**Problem statement:** Filter the entries below, keeping every line that has the word "ionluz".

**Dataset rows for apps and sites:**
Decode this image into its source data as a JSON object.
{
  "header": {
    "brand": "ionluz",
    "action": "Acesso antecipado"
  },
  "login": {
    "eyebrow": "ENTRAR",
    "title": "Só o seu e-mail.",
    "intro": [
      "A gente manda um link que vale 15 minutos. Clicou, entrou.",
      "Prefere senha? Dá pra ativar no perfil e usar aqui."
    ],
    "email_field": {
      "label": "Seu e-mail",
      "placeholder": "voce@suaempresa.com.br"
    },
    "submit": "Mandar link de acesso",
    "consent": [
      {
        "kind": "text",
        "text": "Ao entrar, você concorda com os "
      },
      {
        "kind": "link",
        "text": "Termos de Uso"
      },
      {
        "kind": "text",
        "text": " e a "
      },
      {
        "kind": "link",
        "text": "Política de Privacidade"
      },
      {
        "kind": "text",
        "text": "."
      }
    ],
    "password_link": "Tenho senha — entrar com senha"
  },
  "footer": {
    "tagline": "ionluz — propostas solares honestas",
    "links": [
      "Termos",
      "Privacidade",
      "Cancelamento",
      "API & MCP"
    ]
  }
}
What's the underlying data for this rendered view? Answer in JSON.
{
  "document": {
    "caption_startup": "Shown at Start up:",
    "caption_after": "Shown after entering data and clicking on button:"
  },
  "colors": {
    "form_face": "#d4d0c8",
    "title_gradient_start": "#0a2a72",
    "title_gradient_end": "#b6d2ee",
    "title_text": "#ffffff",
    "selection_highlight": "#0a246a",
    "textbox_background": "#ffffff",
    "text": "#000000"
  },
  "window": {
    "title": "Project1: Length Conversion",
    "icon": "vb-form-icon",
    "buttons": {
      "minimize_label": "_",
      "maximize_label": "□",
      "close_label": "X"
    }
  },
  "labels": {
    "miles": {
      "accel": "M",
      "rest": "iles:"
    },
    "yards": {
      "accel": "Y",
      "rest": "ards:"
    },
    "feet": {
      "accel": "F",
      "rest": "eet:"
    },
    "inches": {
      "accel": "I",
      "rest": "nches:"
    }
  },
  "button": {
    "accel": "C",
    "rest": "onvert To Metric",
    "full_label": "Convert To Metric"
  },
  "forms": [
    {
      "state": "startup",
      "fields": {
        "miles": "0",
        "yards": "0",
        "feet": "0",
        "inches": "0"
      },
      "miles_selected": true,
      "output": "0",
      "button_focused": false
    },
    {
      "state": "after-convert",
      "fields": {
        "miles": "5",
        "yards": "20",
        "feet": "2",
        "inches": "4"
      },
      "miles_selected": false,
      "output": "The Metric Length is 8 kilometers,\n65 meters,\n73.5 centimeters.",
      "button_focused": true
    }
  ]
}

**Task output:**
    "brand": "ionluz",
    "tagline": "ionluz — propostas solares honestas",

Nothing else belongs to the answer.